And one last thought, considering the expected competitive nature of red teamers... have two red teams in play, neither knows the constituents or deliberations of the other team, just what actions they've taken and how many points they've scored.

Monday 2 May 2016

Why legal firms should consider moving to the Cloud.

A few days ago @munin highlighted a critical issue with Office365 and SAML assertions, and suggested that this is why high-stakes data shouldn't be in the Cloud. The tweets are here:

https://storify.com/SonOfSunTzu/no-it-doesn-t

Credit for discovery of the vulnerability goes to Ioannis Kakavas and Klemen Bratec, their write-up is cross-posted on their blogs:

http://www.economyofmechanism.com/office365-authbypass.html

https://bratec.si/security/2016/04/27/road-to-hell-paved-with-saml-assertions.html

In response to this issue being disclosed @munin asserted that this is why "high-stakes data" shouldn't be in the Cloud.

Now I see where @munin is coming from, I was, and to some point still am, a fan of on-premises data storage rather than it being out there on the Internet somewhere.
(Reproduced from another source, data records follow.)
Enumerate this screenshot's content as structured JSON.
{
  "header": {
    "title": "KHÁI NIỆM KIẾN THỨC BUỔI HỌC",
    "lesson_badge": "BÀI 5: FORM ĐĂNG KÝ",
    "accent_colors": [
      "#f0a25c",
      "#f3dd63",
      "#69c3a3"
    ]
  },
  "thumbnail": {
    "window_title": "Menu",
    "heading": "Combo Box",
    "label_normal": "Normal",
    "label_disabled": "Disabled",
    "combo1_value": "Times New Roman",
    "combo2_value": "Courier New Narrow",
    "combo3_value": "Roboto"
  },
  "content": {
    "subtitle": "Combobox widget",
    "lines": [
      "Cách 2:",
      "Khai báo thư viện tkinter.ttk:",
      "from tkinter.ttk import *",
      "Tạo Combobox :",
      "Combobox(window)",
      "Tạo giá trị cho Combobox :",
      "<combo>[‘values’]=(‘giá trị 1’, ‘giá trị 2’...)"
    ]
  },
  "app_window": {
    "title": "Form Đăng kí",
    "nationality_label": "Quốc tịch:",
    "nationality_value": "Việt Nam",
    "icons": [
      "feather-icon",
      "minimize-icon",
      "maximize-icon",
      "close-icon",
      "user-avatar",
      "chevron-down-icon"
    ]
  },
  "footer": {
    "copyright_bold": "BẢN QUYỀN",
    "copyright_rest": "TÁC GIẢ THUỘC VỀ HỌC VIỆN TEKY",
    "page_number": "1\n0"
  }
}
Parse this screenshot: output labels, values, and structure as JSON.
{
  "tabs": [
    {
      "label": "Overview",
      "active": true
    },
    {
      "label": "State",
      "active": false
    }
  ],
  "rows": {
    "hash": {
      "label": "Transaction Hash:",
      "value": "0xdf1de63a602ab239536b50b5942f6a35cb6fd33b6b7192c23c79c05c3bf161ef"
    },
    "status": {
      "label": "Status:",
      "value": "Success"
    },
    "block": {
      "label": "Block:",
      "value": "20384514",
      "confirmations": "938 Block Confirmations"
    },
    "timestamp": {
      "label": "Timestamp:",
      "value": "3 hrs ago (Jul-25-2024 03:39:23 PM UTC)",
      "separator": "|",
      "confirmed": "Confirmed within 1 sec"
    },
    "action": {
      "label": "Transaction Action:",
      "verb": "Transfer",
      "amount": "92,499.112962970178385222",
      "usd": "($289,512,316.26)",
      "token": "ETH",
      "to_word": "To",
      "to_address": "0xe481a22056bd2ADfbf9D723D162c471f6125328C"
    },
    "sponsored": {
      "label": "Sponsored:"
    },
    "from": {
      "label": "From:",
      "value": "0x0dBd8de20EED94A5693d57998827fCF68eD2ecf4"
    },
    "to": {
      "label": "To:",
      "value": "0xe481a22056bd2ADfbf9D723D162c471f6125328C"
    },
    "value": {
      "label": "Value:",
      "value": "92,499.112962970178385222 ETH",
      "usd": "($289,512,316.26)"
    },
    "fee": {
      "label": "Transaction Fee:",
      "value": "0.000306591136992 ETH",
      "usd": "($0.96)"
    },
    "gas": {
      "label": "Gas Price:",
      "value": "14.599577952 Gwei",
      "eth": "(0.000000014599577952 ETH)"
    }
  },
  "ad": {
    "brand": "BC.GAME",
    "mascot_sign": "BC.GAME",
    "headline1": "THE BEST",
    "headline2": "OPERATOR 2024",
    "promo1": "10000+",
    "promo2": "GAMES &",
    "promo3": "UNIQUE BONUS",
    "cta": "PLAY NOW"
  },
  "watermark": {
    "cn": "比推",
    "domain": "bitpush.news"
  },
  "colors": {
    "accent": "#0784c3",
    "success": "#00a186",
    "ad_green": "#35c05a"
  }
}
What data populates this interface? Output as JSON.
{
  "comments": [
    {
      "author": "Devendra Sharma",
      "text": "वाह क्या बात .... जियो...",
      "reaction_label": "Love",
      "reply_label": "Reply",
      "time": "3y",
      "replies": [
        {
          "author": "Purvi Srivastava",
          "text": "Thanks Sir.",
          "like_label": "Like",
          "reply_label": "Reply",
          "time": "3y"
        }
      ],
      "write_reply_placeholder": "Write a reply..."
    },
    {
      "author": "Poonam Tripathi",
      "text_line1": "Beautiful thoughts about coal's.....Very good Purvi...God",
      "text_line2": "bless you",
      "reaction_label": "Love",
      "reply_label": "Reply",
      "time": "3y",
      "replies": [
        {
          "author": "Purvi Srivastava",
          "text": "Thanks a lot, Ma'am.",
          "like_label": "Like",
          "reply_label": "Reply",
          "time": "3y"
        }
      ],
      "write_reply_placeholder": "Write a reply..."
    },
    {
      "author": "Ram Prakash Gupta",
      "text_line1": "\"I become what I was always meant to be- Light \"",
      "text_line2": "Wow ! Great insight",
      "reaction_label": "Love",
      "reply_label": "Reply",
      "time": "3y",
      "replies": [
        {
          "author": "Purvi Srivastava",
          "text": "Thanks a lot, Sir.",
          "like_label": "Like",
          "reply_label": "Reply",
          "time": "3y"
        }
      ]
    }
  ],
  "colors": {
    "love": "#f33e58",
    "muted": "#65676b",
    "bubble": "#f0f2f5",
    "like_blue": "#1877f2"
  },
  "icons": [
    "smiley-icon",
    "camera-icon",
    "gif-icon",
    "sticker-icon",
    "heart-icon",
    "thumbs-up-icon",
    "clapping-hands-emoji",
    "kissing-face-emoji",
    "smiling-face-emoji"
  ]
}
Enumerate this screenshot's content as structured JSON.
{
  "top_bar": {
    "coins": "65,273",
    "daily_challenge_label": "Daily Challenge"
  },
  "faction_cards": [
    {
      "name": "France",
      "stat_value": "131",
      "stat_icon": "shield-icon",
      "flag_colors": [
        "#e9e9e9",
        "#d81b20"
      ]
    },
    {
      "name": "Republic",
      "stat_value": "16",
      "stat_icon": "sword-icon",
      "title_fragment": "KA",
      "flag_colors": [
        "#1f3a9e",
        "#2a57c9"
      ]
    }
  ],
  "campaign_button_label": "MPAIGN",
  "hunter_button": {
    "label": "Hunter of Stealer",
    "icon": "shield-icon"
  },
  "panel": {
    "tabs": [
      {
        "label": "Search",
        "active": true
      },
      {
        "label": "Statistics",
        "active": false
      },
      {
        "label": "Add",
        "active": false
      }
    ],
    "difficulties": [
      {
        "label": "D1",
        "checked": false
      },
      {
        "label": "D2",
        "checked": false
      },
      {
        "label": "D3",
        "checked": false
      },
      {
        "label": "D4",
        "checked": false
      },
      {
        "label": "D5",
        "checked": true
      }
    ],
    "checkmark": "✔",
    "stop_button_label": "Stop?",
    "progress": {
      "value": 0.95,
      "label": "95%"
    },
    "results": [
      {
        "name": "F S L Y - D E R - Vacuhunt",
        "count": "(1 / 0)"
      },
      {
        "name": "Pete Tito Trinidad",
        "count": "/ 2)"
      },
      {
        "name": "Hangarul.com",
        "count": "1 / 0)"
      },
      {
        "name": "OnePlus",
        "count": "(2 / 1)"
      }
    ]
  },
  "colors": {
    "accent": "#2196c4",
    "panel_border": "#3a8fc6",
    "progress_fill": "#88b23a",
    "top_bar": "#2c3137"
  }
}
However information security is so difficult, the required protective infrastructure is so expensive, and skilled people are so hard to find, that using Cloud services in order to obtain the required infrastructure and skills is the way to go. There are many, many reasons, but I think these are the big ones:

1 Law firms are notoriously reticent to spend on information security, and arguably it's not economically viable for them to obtain security of the level used on Office 365. I state this from personal experience, not just the fallout from the recent Mossack Fonseca breach. Thankfully this was recently discussed on the invaluable Risky Business podcast, episode 407 - http://risky.biz/RB407 - head 35 minutes in if you're short of time, but otherwise the whole podcast is worth listening to. Anyway, HD Moore stated:

"if you look into legal services ... any industry where you've got a lot of high paid professionals that are not IT, the IT aspects of the security side of the business generally gets neglected; they just don't value the IT people, the security people, as much as they should. So that's one of the reasons you see a lot of wide open law firms..." ( edited slightly for clarity )

2 Munin's statement that "Because diversity in setups prevents large-scale attacks from working" is wrong. Theoretically this is incorrect, diverse but equally poor or out-dated setups, through the prevalence of easy to use tools such as MetaSploit, or the almost universal success of repeatable tactics such as phishing, mean that diversity is not of use here. Practically I think the sheer number of successful attacks, and the results from published Breach Investigation Reports, show that either through the large number of attackers, the low security of targets, or both, mean that facing new infrastructure isn't slowing anyone down. This is mainly due to the right skills being hard to find. Again, the timing of Risky Business was fortunate, as Space Rogue ( Chris Thomas, Strategist for Tenable Network Security ) said later on in that episode: "it comes down to people ... security people are hard to come by, they cost a fortune, and if you want decent security you need someone who knows what they're doing".

3 This disclosure was rewarded because of Microsoft's bug bounty programme... I assert that it's far less likely for a law firm to run such a programme.

4 Using this specific issue as an example, it was fixed in seven hours, I can't imagine a Law Firm's IT department being capable of achieving anything near to that.

Overall, if putting high-stakes data in the Cloud isn't the "best way" it is the "least worst". Wanting to keep to high-stakes data out of the Cloud is understandable, but particularly in the case of law firms, it's a little like saying its safer to keep your life savings under your mattress rather than in a bank: yes, you're not part of a big and attractive target, but your security is going to be much, much worse.

Footnote - of course, you need the right Cloud service... as pointed out on Risky Business 407, Mossack Fonseca are selling their own secure cloud document service: http://www.mossfon.com/service/evolusoft/